Canadian miner First Majestic wants to resolve its tax dispute with the SAT with international arbitration
Canadian mining company First Majestic Silver Corp reported that on Tuesday it submitted a request for arbitration to the International Center for Settlement of Investment Disputes (ICSID). The company makes this request due to the tax debt and its differences with the Mexican government, according to a statement.
This request for arbitration was also made on behalf of Primero Empresa Minera (PEM), its subsidiary in Mexico. The company indicated that it is based on “Chapter 11 of the North American Free Trade Agreement (NAFTA).”
“Despite repeated attempts by the company to encourage the Mexican government to enter into negotiations in good faith to resolve the conflict, the government has not agreed to do so,” the mining company said in writing.
In addition, the Canadian mining company considers that the government’s actions are contrary to the terms of the Advance Pricing Agreement. In it, the methodology for determining PEM income and taxes for fiscal years 2010 to 2014 was established.
According to the company’s Mexican lawyer, that agreement is still valid based on the Federal Tax Code of Mexico; “Unless and until it is annulled by a court of last resort,” the company said.
However, the disputes between the mining company and the Tax Administration Service (SAT) do not end there.
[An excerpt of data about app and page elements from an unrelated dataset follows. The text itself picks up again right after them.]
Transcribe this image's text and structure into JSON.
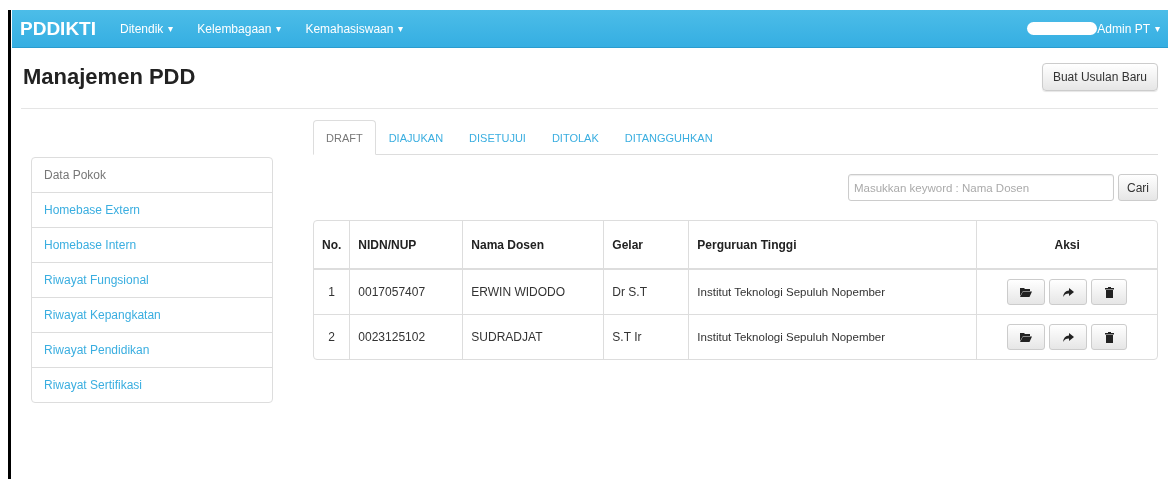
{
  "navbar": {
    "brand": "PDDIKTI",
    "menus": [
      {
        "label": "Ditendik",
        "caret": "▾"
      },
      {
        "label": "Kelembagaan",
        "caret": "▾"
      },
      {
        "label": "Kemahasiswaan",
        "caret": "▾"
      }
    ],
    "user": {
      "label": "Admin PT",
      "caret": "▾"
    }
  },
  "page": {
    "title": "Manajemen PDD",
    "new_button": "Buat Usulan Baru"
  },
  "sidebar": {
    "items": [
      {
        "label": "Data Pokok",
        "selected": true
      },
      {
        "label": "Homebase Extern",
        "selected": false
      },
      {
        "label": "Homebase Intern",
        "selected": false
      },
      {
        "label": "Riwayat Fungsional",
        "selected": false
      },
      {
        "label": "Riwayat Kepangkatan",
        "selected": false
      },
      {
        "label": "Riwayat Pendidikan",
        "selected": false
      },
      {
        "label": "Riwayat Sertifikasi",
        "selected": false
      }
    ]
  },
  "tabs": [
    {
      "label": "DRAFT",
      "selected": true
    },
    {
      "label": "DIAJUKAN",
      "selected": false
    },
    {
      "label": "DISETUJUI",
      "selected": false
    },
    {
      "label": "DITOLAK",
      "selected": false
    },
    {
      "label": "DITANGGUHKAN",
      "selected": false
    }
  ],
  "search": {
    "placeholder": "Masukkan keyword : Nama Dosen",
    "button": "Cari"
  },
  "table": {
    "columns": [
      "No.",
      "NIDN/NUP",
      "Nama Dosen",
      "Gelar",
      "Perguruan Tinggi",
      "Aksi"
    ],
    "rows": [
      {
        "no": "1",
        "nidn": "0017057407",
        "nama": "ERWIN WIDODO",
        "gelar": "Dr S.T",
        "pt": "Institut Teknologi Sepuluh Nopember"
      },
      {
        "no": "2",
        "nidn": "0023125102",
        "nama": "SUDRADJAT",
        "gelar": "S.T Ir",
        "pt": "Institut Teknologi Sepuluh Nopember"
      }
    ]
  }
}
According to its report for the fourth quarter of 2020, the mining company should pay 219.2 million dollars for “the incremental income tax for the years 2010-2018.” That figure is before interest and penalties, without mitigating adjustments.
However, in that document First Majestic rejects a “tax liability” related to PEM’s tax dispute with the SAT.
In addition, the company noted that the local government has not wanted to participate in the mutual agreement procedures. These are under three international double tax treaties signed by Mexico.
So, First Majestic instructed its Washington DC international arbitration attorney, Arent Fox, to initiate the process under ICSID rules. Thus, it seeks to constitute a neutral and independent arbitration tribunal to adjudicate the dispute under Chapter 11 of NAFTA with the government of Mexico.